[Data records for software interfaces]
········

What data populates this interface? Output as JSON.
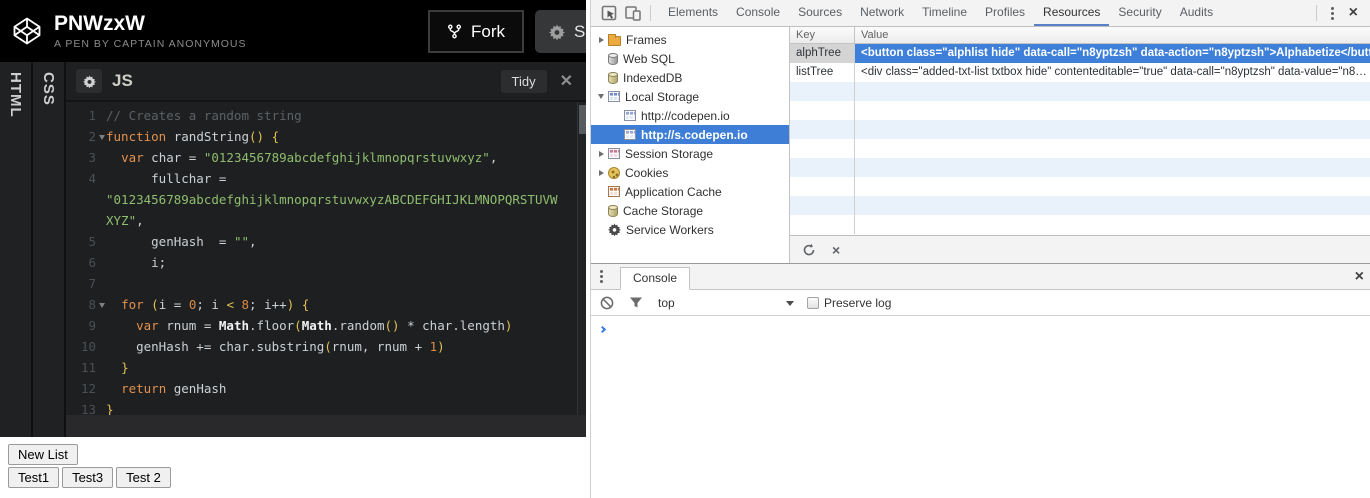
{
  "pen": {
    "title": "PNWzxW",
    "subtitle": "A PEN BY CAPTAIN ANONYMOUS",
    "fork_label": "Fork",
    "settings_label": "Se",
    "tidy_label": "Tidy",
    "tabs": {
      "html": "HTML",
      "css": "CSS",
      "js": "JS"
    }
  },
  "editor": {
    "lines": [
      {
        "num": "1",
        "tokens": [
          [
            "c",
            "// Creates a random string"
          ]
        ]
      },
      {
        "num": "2",
        "fold": true,
        "tokens": [
          [
            "k",
            "function"
          ],
          [
            "p",
            " randString"
          ],
          [
            "b",
            "()"
          ],
          [
            "p",
            " "
          ],
          [
            "b",
            "{"
          ]
        ]
      },
      {
        "num": "3",
        "tokens": [
          [
            "p",
            "  "
          ],
          [
            "k",
            "var"
          ],
          [
            "p",
            " char = "
          ],
          [
            "s",
            "\"0123456789abcdefghijklmnopqrstuvwxyz\""
          ],
          [
            "p",
            ","
          ]
        ]
      },
      {
        "num": "4",
        "tokens": [
          [
            "p",
            "      fullchar ="
          ]
        ]
      },
      {
        "num": "",
        "tokens": [
          [
            "s",
            "\"0123456789abcdefghijklmnopqrstuvwxyzABCDEFGHIJKLMNOPQRSTUVW"
          ]
        ]
      },
      {
        "num": "",
        "tokens": [
          [
            "s",
            "XYZ\""
          ],
          [
            "p",
            ","
          ]
        ]
      },
      {
        "num": "5",
        "tokens": [
          [
            "p",
            "      genHash  = "
          ],
          [
            "s",
            "\"\""
          ],
          [
            "p",
            ","
          ]
        ]
      },
      {
        "num": "6",
        "tokens": [
          [
            "p",
            "      i;"
          ]
        ]
      },
      {
        "num": "7",
        "tokens": []
      },
      {
        "num": "8",
        "fold": true,
        "tokens": [
          [
            "p",
            "  "
          ],
          [
            "k",
            "for"
          ],
          [
            "p",
            " "
          ],
          [
            "b",
            "("
          ],
          [
            "p",
            "i = "
          ],
          [
            "n",
            "0"
          ],
          [
            "p",
            "; i "
          ],
          [
            "b",
            "<"
          ],
          [
            "p",
            " "
          ],
          [
            "n",
            "8"
          ],
          [
            "p",
            "; i++"
          ],
          [
            "b",
            ")"
          ],
          [
            "p",
            " "
          ],
          [
            "b",
            "{"
          ]
        ]
      },
      {
        "num": "9",
        "tokens": [
          [
            "p",
            "    "
          ],
          [
            "k",
            "var"
          ],
          [
            "p",
            " rnum = "
          ],
          [
            "m",
            "Math"
          ],
          [
            "p",
            ".floor"
          ],
          [
            "b",
            "("
          ],
          [
            "m",
            "Math"
          ],
          [
            "p",
            ".random"
          ],
          [
            "b",
            "()"
          ],
          [
            "p",
            " * char.length"
          ],
          [
            "b",
            ")"
          ]
        ]
      },
      {
        "num": "10",
        "tokens": [
          [
            "p",
            "    genHash += char.substring"
          ],
          [
            "b",
            "("
          ],
          [
            "p",
            "rnum, rnum + "
          ],
          [
            "n",
            "1"
          ],
          [
            "b",
            ")"
          ]
        ]
      },
      {
        "num": "11",
        "tokens": [
          [
            "p",
            "  "
          ],
          [
            "b",
            "}"
          ]
        ]
      },
      {
        "num": "12",
        "tokens": [
          [
            "p",
            "  "
          ],
          [
            "k",
            "return"
          ],
          [
            "p",
            " genHash"
          ]
        ]
      },
      {
        "num": "13",
        "tokens": [
          [
            "b",
            "}"
          ]
        ]
      }
    ]
  },
  "preview": {
    "new_list_label": "New List",
    "test_buttons": [
      "Test1",
      "Test3",
      "Test 2"
    ]
  },
  "devtools": {
    "tabs": [
      "Elements",
      "Console",
      "Sources",
      "Network",
      "Timeline",
      "Profiles",
      "Resources",
      "Security",
      "Audits"
    ],
    "selected_tab": "Resources",
    "sidebar": [
      {
        "label": "Frames",
        "icon": "folder",
        "disclosure": "collapsed"
      },
      {
        "label": "Web SQL",
        "icon": "database-gray"
      },
      {
        "label": "IndexedDB",
        "icon": "database-tan"
      },
      {
        "label": "Local Storage",
        "icon": "table-blue",
        "disclosure": "expanded"
      },
      {
        "label": "http://codepen.io",
        "icon": "table-child",
        "child": true
      },
      {
        "label": "http://s.codepen.io",
        "icon": "table-child",
        "child": true,
        "selected": true
      },
      {
        "label": "Session Storage",
        "icon": "table-pink",
        "disclosure": "collapsed"
      },
      {
        "label": "Cookies",
        "icon": "cookie",
        "disclosure": "collapsed"
      },
      {
        "label": "Application Cache",
        "icon": "table-orange"
      },
      {
        "label": "Cache Storage",
        "icon": "database-tan"
      },
      {
        "label": "Service Workers",
        "icon": "gear"
      }
    ],
    "grid": {
      "columns": [
        "Key",
        "Value"
      ],
      "rows": [
        {
          "key": "alphTree",
          "value": "<button class=\"alphlist hide\" data-call=\"n8yptzsh\" data-action=\"n8yptzsh\">Alphabetize</button> <…",
          "selected": true
        },
        {
          "key": "listTree",
          "value": "<div class=\"added-txt-list txtbox hide\" contenteditable=\"true\" data-call=\"n8yptzsh\" data-value=\"n8…"
        }
      ],
      "empty_row_count": 8
    },
    "console": {
      "tab_label": "Console",
      "context_label": "top",
      "preserve_log_label": "Preserve log"
    },
    "colors": {
      "selection_blue": "#3d7fd9",
      "sidebar_selection_blue": "#3e7ed7",
      "tab_underline_blue": "#5780c9",
      "console_prompt_blue": "#3679e0"
    }
  },
  "code_colors": {
    "keyword": "#e2914e",
    "string": "#8fbe6e",
    "number": "#dd8a44",
    "bracket": "#e3c152",
    "comment": "#5d6164"
  }
}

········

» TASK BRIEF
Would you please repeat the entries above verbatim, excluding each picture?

» SOLUTION
What data populates this interface? Output as JSON.
{
  "pen": {
    "title": "PNWzxW",
    "subtitle": "A PEN BY CAPTAIN ANONYMOUS",
    "fork_label": "Fork",
    "settings_label": "Se",
    "tidy_label": "Tidy",
    "tabs": {
      "html": "HTML",
      "css": "CSS",
      "js": "JS"
    }
  },
  "editor": {
    "lines": [
      {
        "num": "1",
        "tokens": [
          [
            "c",
            "// Creates a random string"
          ]
        ]
      },
      {
        "num": "2",
        "fold": true,
        "tokens": [
          [
            "k",
            "function"
          ],
          [
            "p",
            " randString"
          ],
          [
            "b",
            "()"
          ],
          [
            "p",
            " "
          ],
          [
            "b",
            "{"
          ]
        ]
      },
      {
        "num": "3",
        "tokens": [
          [
            "p",
            "  "
          ],
          [
            "k",
            "var"
          ],
          [
            "p",
            " char = "
          ],
          [
            "s",
            "\"0123456789abcdefghijklmnopqrstuvwxyz\""
          ],
          [
            "p",
            ","
          ]
        ]
      },
      {
        "num": "4",
        "tokens": [
          [
            "p",
            "      fullchar ="
          ]
        ]
      },
      {
        "num": "",
        "tokens": [
          [
            "s",
            "\"0123456789abcdefghijklmnopqrstuvwxyzABCDEFGHIJKLMNOPQRSTUVW"
          ]
        ]
      },
      {
        "num": "",
        "tokens": [
          [
            "s",
            "XYZ\""
          ],
          [
            "p",
            ","
          ]
        ]
      },
      {
        "num": "5",
        "tokens": [
          [
            "p",
            "      genHash  = "
          ],
          [
            "s",
            "\"\""
          ],
          [
            "p",
            ","
          ]
        ]
      },
      {
        "num": "6",
        "tokens": [
          [
            "p",
            "      i;"
          ]
        ]
      },
      {
        "num": "7",
        "tokens": []
      },
      {
        "num": "8",
        "fold": true,
        "tokens": [
          [
            "p",
            "  "
          ],
          [
            "k",
            "for"
          ],
          [
            "p",
            " "
          ],
          [
            "b",
            "("
          ],
          [
            "p",
            "i = "
          ],
          [
            "n",
            "0"
          ],
          [
            "p",
            "; i "
          ],
          [
            "b",
            "<"
          ],
          [
            "p",
            " "
          ],
          [
            "n",
            "8"
          ],
          [
            "p",
            "; i++"
          ],
          [
            "b",
            ")"
          ],
          [
            "p",
            " "
          ],
          [
            "b",
            "{"
          ]
        ]
      },
      {
        "num": "9",
        "tokens": [
          [
            "p",
            "    "
          ],
          [
            "k",
            "var"
          ],
          [
            "p",
            " rnum = "
          ],
          [
            "m",
            "Math"
          ],
          [
            "p",
            ".floor"
          ],
          [
            "b",
            "("
          ],
          [
            "m",
            "Math"
          ],
          [
            "p",
            ".random"
          ],
          [
            "b",
            "()"
          ],
          [
            "p",
            " * char.length"
          ],
          [
            "b",
            ")"
          ]
        ]
      },
      {
        "num": "10",
        "tokens": [
          [
            "p",
            "    genHash += char.substring"
          ],
          [
            "b",
            "("
          ],
          [
            "p",
            "rnum, rnum + "
          ],
          [
            "n",
            "1"
          ],
          [
            "b",
            ")"
          ]
        ]
      },
      {
        "num": "11",
        "tokens": [
          [
            "p",
            "  "
          ],
          [
            "b",
            "}"
          ]
        ]
      },
      {
        "num": "12",
        "tokens": [
          [
            "p",
            "  "
          ],
          [
            "k",
            "return"
          ],
          [
            "p",
            " genHash"
          ]
        ]
      },
      {
        "num": "13",
        "tokens": [
          [
            "b",
            "}"
          ]
        ]
      }
    ]
  },
  "preview": {
    "new_list_label": "New List",
    "test_buttons": [
      "Test1",
      "Test3",
      "Test 2"
    ]
  },
  "devtools": {
    "tabs": [
      "Elements",
      "Console",
      "Sources",
      "Network",
      "Timeline",
      "Profiles",
      "Resources",
      "Security",
      "Audits"
    ],
    "selected_tab": "Resources",
    "sidebar": [
      {
        "label": "Frames",
        "icon": "folder",
        "disclosure": "collapsed"
      },
      {
        "label": "Web SQL",
        "icon": "database-gray"
      },
      {
        "label": "IndexedDB",
        "icon": "database-tan"
      },
      {
        "label": "Local Storage",
        "icon": "table-blue",
        "disclosure": "expanded"
      },
      {
        "label": "http://codepen.io",
        "icon": "table-child",
        "child": true
      },
      {
        "label": "http://s.codepen.io",
        "icon": "table-child",
        "child": true,
        "selected": true
      },
      {
        "label": "Session Storage",
        "icon": "table-pink",
        "disclosure": "collapsed"
      },
      {
        "label": "Cookies",
        "icon": "cookie",
        "disclosure": "collapsed"
      },
      {
        "label": "Application Cache",
        "icon": "table-orange"
      },
      {
        "label": "Cache Storage",
        "icon": "database-tan"
      },
      {
        "label": "Service Workers",
        "icon": "gear"
      }
    ],
    "grid": {
      "columns": [
        "Key",
        "Value"
      ],
      "rows": [
        {
          "key": "alphTree",
          "value": "<button class=\"alphlist hide\" data-call=\"n8yptzsh\" data-action=\"n8yptzsh\">Alphabetize</button> <…",
          "selected": true
        },
        {
          "key": "listTree",
          "value": "<div class=\"added-txt-list txtbox hide\" contenteditable=\"true\" data-call=\"n8yptzsh\" data-value=\"n8…"
        }
      ],
      "empty_row_count": 8
    },
    "console": {
      "tab_label": "Console",
      "context_label": "top",
      "preserve_log_label": "Preserve log"
    },
    "colors": {
      "selection_blue": "#3d7fd9",
      "sidebar_selection_blue": "#3e7ed7",
      "tab_underline_blue": "#5780c9",
      "console_prompt_blue": "#3679e0"
    }
  },
  "code_colors": {
    "keyword": "#e2914e",
    "string": "#8fbe6e",
    "number": "#dd8a44",
    "bracket": "#e3c152",
    "comment": "#5d6164"
  }
}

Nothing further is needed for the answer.